Apart from the images, every record here needs to be copied exactly.
=-=-=-=-=
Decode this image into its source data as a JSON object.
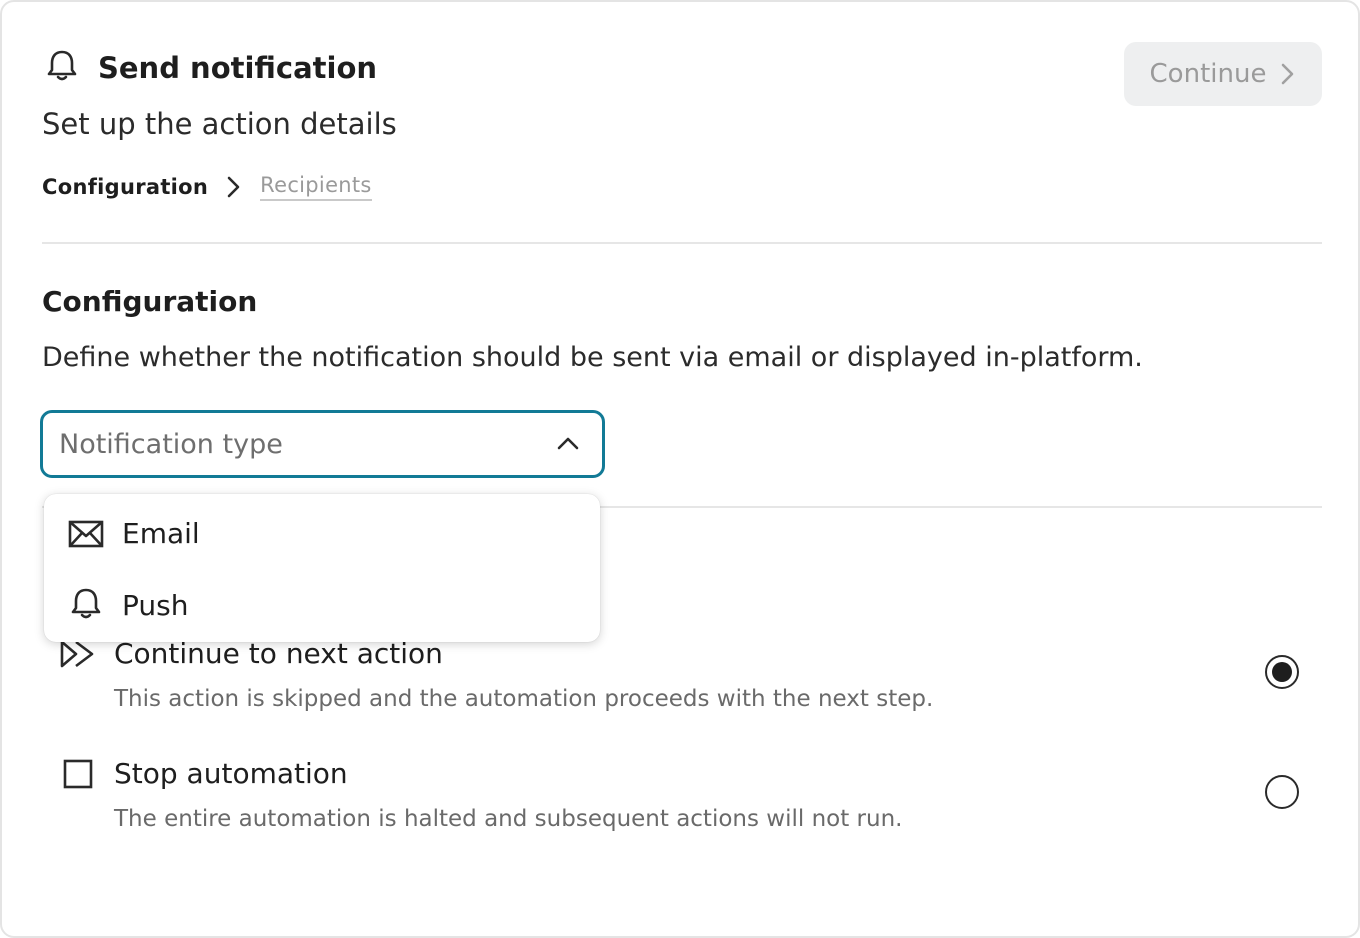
{
  "header": {
    "title": "Send notification",
    "subtitle": "Set up the action details",
    "icon": "bell-icon",
    "continue_label": "Continue"
  },
  "breadcrumb": {
    "active": "Configuration",
    "inactive": "Recipients"
  },
  "configuration": {
    "title": "Configuration",
    "description": "Define whether the notification should be sent via email or displayed in-platform.",
    "select": {
      "placeholder": "Notification type",
      "expanded": true,
      "options": [
        {
          "label": "Email",
          "icon": "envelope-icon"
        },
        {
          "label": "Push",
          "icon": "bell-icon"
        }
      ]
    }
  },
  "on_error": {
    "options": [
      {
        "title": "Continue to next action",
        "description": "This action is skipped and the automation proceeds with the next step.",
        "icon": "fast-forward-icon",
        "selected": true
      },
      {
        "title": "Stop automation",
        "description": "The entire automation is halted and subsequent actions will not run.",
        "icon": "stop-square-icon",
        "selected": false
      }
    ]
  },
  "colors": {
    "focus_border": "#127a96",
    "disabled_button_bg": "#eeeff0",
    "disabled_text": "#9a9a9a"
  }
}
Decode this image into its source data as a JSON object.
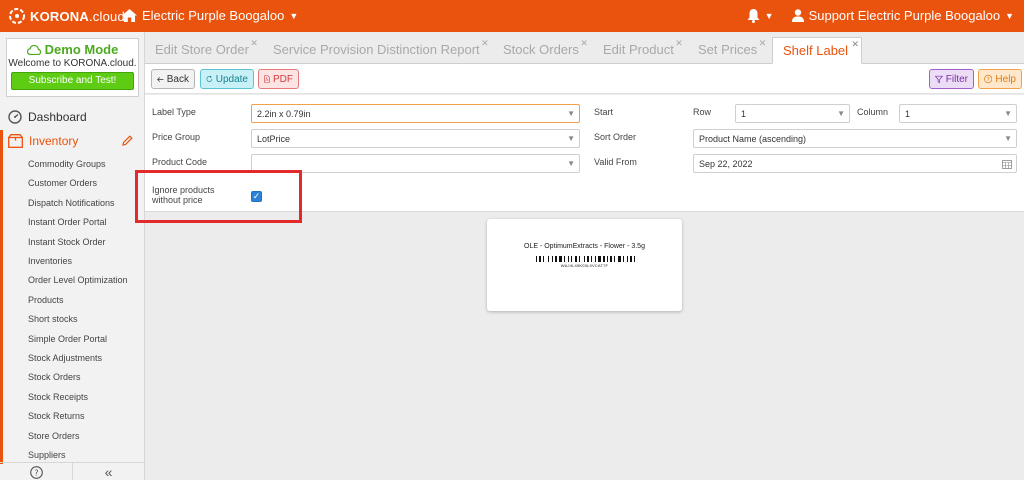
{
  "header": {
    "logo_text": "KORONA",
    "logo_suffix": ".cloud",
    "store_name": "Electric Purple Boogaloo",
    "user_name": "Support Electric Purple Boogaloo"
  },
  "sidebar": {
    "demo": {
      "title": "Demo Mode",
      "subtitle": "Welcome to KORONA.cloud.",
      "button": "Subscribe and Test!"
    },
    "dashboard": "Dashboard",
    "inventory": "Inventory",
    "sub_items": [
      "Commodity Groups",
      "Customer Orders",
      "Dispatch Notifications",
      "Instant Order Portal",
      "Instant Stock Order",
      "Inventories",
      "Order Level Optimization",
      "Products",
      "Short stocks",
      "Simple Order Portal",
      "Stock Adjustments",
      "Stock Orders",
      "Stock Receipts",
      "Stock Returns",
      "Store Orders",
      "Suppliers"
    ]
  },
  "tabs": [
    {
      "label": "Edit Store Order"
    },
    {
      "label": "Service Provision Distinction Report"
    },
    {
      "label": "Stock Orders"
    },
    {
      "label": "Edit Product"
    },
    {
      "label": "Set Prices"
    },
    {
      "label": "Shelf Label",
      "active": true
    }
  ],
  "toolbar": {
    "back": "Back",
    "update": "Update",
    "pdf": "PDF",
    "filter": "Filter",
    "help": "Help"
  },
  "form": {
    "label_type": {
      "label": "Label Type",
      "value": "2.2in x 0.79in"
    },
    "price_group": {
      "label": "Price Group",
      "value": "LotPrice"
    },
    "product_code": {
      "label": "Product Code",
      "value": ""
    },
    "ignore_products": {
      "label": "Ignore products without price",
      "checked": true
    },
    "start": {
      "label": "Start"
    },
    "row": {
      "label": "Row",
      "value": "1"
    },
    "column": {
      "label": "Column",
      "value": "1"
    },
    "sort_order": {
      "label": "Sort Order",
      "value": "Product Name (ascending)"
    },
    "valid_from": {
      "label": "Valid From",
      "value": "Sep 22, 2022"
    }
  },
  "preview": {
    "product_line": "OLE - OptimumExtracts - Flower - 3.5g",
    "barcode_text": "WAJ4L45K03L9VCAT7F"
  },
  "colors": {
    "brand": "#e9530d",
    "demo_green": "#5dcc13",
    "checkbox_blue": "#2b83d8",
    "highlight_red": "#e22a2a"
  }
}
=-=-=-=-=
-- Answer box --
Decode this image into its source data as a JSON object.
{
  "header": {
    "title": "Send notification",
    "subtitle": "Set up the action details",
    "icon": "bell-icon",
    "continue_label": "Continue"
  },
  "breadcrumb": {
    "active": "Configuration",
    "inactive": "Recipients"
  },
  "configuration": {
    "title": "Configuration",
    "description": "Define whether the notification should be sent via email or displayed in-platform.",
    "select": {
      "placeholder": "Notification type",
      "expanded": true,
      "options": [
        {
          "label": "Email",
          "icon": "envelope-icon"
        },
        {
          "label": "Push",
          "icon": "bell-icon"
        }
      ]
    }
  },
  "on_error": {
    "options": [
      {
        "title": "Continue to next action",
        "description": "This action is skipped and the automation proceeds with the next step.",
        "icon": "fast-forward-icon",
        "selected": true
      },
      {
        "title": "Stop automation",
        "description": "The entire automation is halted and subsequent actions will not run.",
        "icon": "stop-square-icon",
        "selected": false
      }
    ]
  },
  "colors": {
    "focus_border": "#127a96",
    "disabled_button_bg": "#eeeff0",
    "disabled_text": "#9a9a9a"
  }
}
Decode this image into its source data as a JSON object.
{
  "header": {
    "logo_text": "KORONA",
    "logo_suffix": ".cloud",
    "store_name": "Electric Purple Boogaloo",
    "user_name": "Support Electric Purple Boogaloo"
  },
  "sidebar": {
    "demo": {
      "title": "Demo Mode",
      "subtitle": "Welcome to KORONA.cloud.",
      "button": "Subscribe and Test!"
    },
    "dashboard": "Dashboard",
    "inventory": "Inventory",
    "sub_items": [
      "Commodity Groups",
      "Customer Orders",
      "Dispatch Notifications",
      "Instant Order Portal",
      "Instant Stock Order",
      "Inventories",
      "Order Level Optimization",
      "Products",
      "Short stocks",
      "Simple Order Portal",
      "Stock Adjustments",
      "Stock Orders",
      "Stock Receipts",
      "Stock Returns",
      "Store Orders",
      "Suppliers"
    ]
  },
  "tabs": [
    {
      "label": "Edit Store Order"
    },
    {
      "label": "Service Provision Distinction Report"
    },
    {
      "label": "Stock Orders"
    },
    {
      "label": "Edit Product"
    },
    {
      "label": "Set Prices"
    },
    {
      "label": "Shelf Label",
      "active": true
    }
  ],
  "toolbar": {
    "back": "Back",
    "update": "Update",
    "pdf": "PDF",
    "filter": "Filter",
    "help": "Help"
  },
  "form": {
    "label_type": {
      "label": "Label Type",
      "value": "2.2in x 0.79in"
    },
    "price_group": {
      "label": "Price Group",
      "value": "LotPrice"
    },
    "product_code": {
      "label": "Product Code",
      "value": ""
    },
    "ignore_products": {
      "label": "Ignore products without price",
      "checked": true
    },
    "start": {
      "label": "Start"
    },
    "row": {
      "label": "Row",
      "value": "1"
    },
    "column": {
      "label": "Column",
      "value": "1"
    },
    "sort_order": {
      "label": "Sort Order",
      "value": "Product Name (ascending)"
    },
    "valid_from": {
      "label": "Valid From",
      "value": "Sep 22, 2022"
    }
  },
  "preview": {
    "product_line": "OLE - OptimumExtracts - Flower - 3.5g",
    "barcode_text": "WAJ4L45K03L9VCAT7F"
  },
  "colors": {
    "brand": "#e9530d",
    "demo_green": "#5dcc13",
    "checkbox_blue": "#2b83d8",
    "highlight_red": "#e22a2a"
  }
}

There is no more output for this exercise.